Conceptual Photographer Eva Creel was German born and Montana raised, and has since returned to Germany to continue her photographic career. We first learned about Eva thanks to an article on InMyBag.net where she listed our Strobist Collection as one her “must haves” inside her camera bag. At that point, we introduced her to our other Flash Packs and Filter Kits – to which she replied “these are wicked fun!” and began to share her fantastic photos with us. We’ve been enamored with her playful and colorful style ever since, so we were thrilled when she sent us this story of how she used our color filters to enhance her portraits for a local roller derby team.
When the Roller Girls of the Apocalypse contacted me for new promotional photos, I was elated with the potential of the project!
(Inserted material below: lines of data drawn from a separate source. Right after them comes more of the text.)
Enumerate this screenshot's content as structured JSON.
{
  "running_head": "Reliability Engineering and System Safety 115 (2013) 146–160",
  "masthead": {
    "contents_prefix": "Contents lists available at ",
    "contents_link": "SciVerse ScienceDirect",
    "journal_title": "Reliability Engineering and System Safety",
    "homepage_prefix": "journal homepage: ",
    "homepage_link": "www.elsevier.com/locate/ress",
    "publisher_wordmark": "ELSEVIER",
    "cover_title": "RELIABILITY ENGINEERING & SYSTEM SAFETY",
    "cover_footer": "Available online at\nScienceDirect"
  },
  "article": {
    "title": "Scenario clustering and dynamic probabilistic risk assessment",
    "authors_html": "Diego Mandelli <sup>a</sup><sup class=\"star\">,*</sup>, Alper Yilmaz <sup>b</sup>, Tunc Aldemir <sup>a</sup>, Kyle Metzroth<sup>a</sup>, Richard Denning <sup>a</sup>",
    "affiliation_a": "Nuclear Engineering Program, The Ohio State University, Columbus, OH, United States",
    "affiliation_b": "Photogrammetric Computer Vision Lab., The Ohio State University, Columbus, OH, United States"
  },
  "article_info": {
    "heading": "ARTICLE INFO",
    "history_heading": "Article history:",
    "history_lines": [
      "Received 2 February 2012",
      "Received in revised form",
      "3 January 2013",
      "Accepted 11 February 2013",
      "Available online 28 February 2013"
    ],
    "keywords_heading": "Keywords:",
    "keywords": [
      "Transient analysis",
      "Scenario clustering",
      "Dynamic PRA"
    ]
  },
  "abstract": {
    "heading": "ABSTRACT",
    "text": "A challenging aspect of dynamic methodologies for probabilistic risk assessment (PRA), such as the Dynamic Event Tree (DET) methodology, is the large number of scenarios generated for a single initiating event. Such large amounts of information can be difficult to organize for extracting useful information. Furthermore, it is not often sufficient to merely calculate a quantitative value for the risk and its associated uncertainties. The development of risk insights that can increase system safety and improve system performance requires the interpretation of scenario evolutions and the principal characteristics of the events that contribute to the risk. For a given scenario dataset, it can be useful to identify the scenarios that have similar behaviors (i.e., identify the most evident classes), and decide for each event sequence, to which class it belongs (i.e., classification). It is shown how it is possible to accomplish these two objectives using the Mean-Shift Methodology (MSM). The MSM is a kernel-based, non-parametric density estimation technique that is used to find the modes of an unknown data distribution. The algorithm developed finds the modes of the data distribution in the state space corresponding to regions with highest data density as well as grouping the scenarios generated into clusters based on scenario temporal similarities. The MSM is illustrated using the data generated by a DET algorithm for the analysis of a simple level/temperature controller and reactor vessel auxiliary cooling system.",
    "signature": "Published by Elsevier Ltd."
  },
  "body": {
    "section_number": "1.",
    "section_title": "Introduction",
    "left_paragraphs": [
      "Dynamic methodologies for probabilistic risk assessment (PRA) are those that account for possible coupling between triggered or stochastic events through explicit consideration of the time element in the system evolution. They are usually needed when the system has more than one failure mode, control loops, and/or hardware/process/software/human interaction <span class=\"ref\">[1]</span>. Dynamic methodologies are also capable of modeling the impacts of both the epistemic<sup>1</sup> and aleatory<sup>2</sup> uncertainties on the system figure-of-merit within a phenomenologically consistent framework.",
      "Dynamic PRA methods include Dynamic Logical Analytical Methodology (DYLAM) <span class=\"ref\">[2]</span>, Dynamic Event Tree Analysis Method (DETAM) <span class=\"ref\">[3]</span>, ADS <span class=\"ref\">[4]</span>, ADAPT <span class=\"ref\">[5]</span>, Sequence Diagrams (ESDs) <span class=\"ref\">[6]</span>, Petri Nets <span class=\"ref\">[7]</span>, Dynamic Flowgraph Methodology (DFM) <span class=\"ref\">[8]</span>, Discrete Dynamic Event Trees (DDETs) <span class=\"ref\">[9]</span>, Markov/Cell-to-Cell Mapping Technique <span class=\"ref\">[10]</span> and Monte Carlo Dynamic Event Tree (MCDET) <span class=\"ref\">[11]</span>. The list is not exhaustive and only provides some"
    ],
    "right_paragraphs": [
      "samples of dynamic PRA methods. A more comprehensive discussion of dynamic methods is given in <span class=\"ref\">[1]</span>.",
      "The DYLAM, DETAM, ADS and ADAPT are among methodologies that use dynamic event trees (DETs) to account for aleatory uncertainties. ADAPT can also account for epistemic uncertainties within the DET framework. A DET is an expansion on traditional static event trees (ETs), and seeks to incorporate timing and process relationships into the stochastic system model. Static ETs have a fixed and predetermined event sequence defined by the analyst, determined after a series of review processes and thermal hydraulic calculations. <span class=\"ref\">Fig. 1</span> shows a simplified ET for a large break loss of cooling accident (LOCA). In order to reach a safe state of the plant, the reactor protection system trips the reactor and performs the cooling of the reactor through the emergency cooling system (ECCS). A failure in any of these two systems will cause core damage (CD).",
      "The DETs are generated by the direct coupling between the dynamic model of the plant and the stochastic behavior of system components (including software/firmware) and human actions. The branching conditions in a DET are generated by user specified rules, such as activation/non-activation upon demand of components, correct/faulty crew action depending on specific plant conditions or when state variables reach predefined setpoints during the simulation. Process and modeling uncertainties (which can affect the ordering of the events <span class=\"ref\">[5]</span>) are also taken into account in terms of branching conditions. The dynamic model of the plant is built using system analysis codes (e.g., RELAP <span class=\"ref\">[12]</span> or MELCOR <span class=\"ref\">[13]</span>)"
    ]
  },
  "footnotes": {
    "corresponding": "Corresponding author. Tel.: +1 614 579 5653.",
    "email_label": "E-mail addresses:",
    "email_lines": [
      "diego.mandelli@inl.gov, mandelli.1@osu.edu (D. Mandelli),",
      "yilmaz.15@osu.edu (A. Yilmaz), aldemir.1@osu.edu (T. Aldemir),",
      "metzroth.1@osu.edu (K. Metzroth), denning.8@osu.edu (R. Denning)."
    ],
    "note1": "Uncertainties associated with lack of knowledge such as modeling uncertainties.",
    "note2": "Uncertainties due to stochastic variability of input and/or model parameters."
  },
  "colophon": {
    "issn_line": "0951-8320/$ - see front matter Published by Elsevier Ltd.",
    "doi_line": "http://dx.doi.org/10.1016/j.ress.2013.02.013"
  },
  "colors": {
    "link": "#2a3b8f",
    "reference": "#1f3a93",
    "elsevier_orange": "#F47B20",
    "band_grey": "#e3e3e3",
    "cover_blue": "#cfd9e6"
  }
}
Immediately, I began to think about where I could photograph them to really do their team justice – and Kindsbach Bunker soon came to mind. It’s an old cold war bunker in Germany that has ‘baditude’ written all over it. From the outside the bunker just looks like a hill with a metal door, but inside it’s a dark labyrinth of hallways that lead to 67 different rooms. The owner of the bunker had warned me about getting lost in there and, as he handed us the padlock to the main door, he casually reminded me to make sure I didn’t lock anyone inside. As brave as the girls were, we ended up choosing a hallway somewhat close to the entrance.
The lighting setup originally consisted of three speed lights, but we added another one for more light on the models legs and skates: one flash behind the model in the hallway, two in front, left and right (as best we could fit them in the narrow space) and one on the floor. I gelled two of the lights using filters from the CalColor Flash Pack. For the background light I knew I wanted a rich, dramatic color so I chose CalColor 4290 90 Blue – the deepest blue from the primary color section of the pack. The second gel, which I placed on the main front light, was CalColor 30 Red to add some warmth to the girl’s skin and avoid any green tinting from the bunker walls.
We spent three hours in that bunker! That included set up and shooting almost 30 roller derby girls. Editing in post mostly consisted of retouching skin, retouching some of the battle bruises and scrapes, and some dodge and burning for a little extra drama. It’s worth noting that I did not color-correct any of these images.
I am so impressed with the results of adding the CalColor blue to the back light. The images with the blue-colored background compared to how the image looked without it were night and day to me! That little piece of gel is what made the images “Apocalypse Derby Girl” worthy.